### Working data

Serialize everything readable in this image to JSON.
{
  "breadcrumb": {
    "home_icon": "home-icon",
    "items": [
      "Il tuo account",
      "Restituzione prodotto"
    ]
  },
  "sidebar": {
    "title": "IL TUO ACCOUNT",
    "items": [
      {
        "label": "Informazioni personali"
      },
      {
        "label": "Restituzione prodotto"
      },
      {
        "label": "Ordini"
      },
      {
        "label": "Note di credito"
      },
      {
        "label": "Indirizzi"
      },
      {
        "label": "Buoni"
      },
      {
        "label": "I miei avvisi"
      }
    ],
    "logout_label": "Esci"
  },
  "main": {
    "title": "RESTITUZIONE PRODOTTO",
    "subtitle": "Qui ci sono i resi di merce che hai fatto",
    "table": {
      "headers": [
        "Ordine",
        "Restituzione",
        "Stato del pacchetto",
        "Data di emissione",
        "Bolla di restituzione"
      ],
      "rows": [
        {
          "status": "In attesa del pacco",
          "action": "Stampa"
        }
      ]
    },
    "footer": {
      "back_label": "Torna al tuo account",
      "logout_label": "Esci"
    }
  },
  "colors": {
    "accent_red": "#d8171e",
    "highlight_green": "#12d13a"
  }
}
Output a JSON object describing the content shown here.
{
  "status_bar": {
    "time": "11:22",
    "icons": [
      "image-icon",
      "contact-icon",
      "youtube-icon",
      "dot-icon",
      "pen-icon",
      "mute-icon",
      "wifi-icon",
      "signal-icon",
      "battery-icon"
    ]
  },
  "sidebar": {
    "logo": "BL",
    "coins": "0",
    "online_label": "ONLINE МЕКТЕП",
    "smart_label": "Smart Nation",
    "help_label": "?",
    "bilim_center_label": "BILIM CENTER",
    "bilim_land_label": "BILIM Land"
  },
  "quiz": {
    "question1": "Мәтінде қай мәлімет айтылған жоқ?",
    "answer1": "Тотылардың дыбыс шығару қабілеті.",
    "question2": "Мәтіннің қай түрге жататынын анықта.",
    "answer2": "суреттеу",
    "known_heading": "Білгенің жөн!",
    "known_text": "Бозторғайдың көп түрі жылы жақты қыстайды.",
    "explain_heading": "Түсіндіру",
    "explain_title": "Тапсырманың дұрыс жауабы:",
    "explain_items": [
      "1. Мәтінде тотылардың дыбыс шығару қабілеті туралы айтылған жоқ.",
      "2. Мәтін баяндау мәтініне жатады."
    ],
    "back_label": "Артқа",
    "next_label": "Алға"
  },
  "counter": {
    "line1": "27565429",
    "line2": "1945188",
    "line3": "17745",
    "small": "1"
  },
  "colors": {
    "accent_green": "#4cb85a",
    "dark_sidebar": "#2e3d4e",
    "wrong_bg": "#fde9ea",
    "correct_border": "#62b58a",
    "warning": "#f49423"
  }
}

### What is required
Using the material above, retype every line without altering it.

### Answer below
Serialize everything readable in this image to JSON.
{
  "breadcrumb": {
    "home_icon": "home-icon",
    "items": [
      "Il tuo account",
      "Restituzione prodotto"
    ]
  },
  "sidebar": {
    "title": "IL TUO ACCOUNT",
    "items": [
      {
        "label": "Informazioni personali"
      },
      {
        "label": "Restituzione prodotto"
      },
      {
        "label": "Ordini"
      },
      {
        "label": "Note di credito"
      },
      {
        "label": "Indirizzi"
      },
      {
        "label": "Buoni"
      },
      {
        "label": "I miei avvisi"
      }
    ],
    "logout_label": "Esci"
  },
  "main": {
    "title": "RESTITUZIONE PRODOTTO",
    "subtitle": "Qui ci sono i resi di merce che hai fatto",
    "table": {
      "headers": [
        "Ordine",
        "Restituzione",
        "Stato del pacchetto",
        "Data di emissione",
        "Bolla di restituzione"
      ],
      "rows": [
        {
          "status": "In attesa del pacco",
          "action": "Stampa"
        }
      ]
    },
    "footer": {
      "back_label": "Torna al tuo account",
      "logout_label": "Esci"
    }
  },
  "colors": {
    "accent_red": "#d8171e",
    "highlight_green": "#12d13a"
  }
}
Output a JSON object describing the content shown here.
{
  "status_bar": {
    "time": "11:22",
    "icons": [
      "image-icon",
      "contact-icon",
      "youtube-icon",
      "dot-icon",
      "pen-icon",
      "mute-icon",
      "wifi-icon",
      "signal-icon",
      "battery-icon"
    ]
  },
  "sidebar": {
    "logo": "BL",
    "coins": "0",
    "online_label": "ONLINE МЕКТЕП",
    "smart_label": "Smart Nation",
    "help_label": "?",
    "bilim_center_label": "BILIM CENTER",
    "bilim_land_label": "BILIM Land"
  },
  "quiz": {
    "question1": "Мәтінде қай мәлімет айтылған жоқ?",
    "answer1": "Тотылардың дыбыс шығару қабілеті.",
    "question2": "Мәтіннің қай түрге жататынын анықта.",
    "answer2": "суреттеу",
    "known_heading": "Білгенің жөн!",
    "known_text": "Бозторғайдың көп түрі жылы жақты қыстайды.",
    "explain_heading": "Түсіндіру",
    "explain_title": "Тапсырманың дұрыс жауабы:",
    "explain_items": [
      "1. Мәтінде тотылардың дыбыс шығару қабілеті туралы айтылған жоқ.",
      "2. Мәтін баяндау мәтініне жатады."
    ],
    "back_label": "Артқа",
    "next_label": "Алға"
  },
  "counter": {
    "line1": "27565429",
    "line2": "1945188",
    "line3": "17745",
    "small": "1"
  },
  "colors": {
    "accent_green": "#4cb85a",
    "dark_sidebar": "#2e3d4e",
    "wrong_bg": "#fde9ea",
    "correct_border": "#62b58a",
    "warning": "#f49423"
  }
}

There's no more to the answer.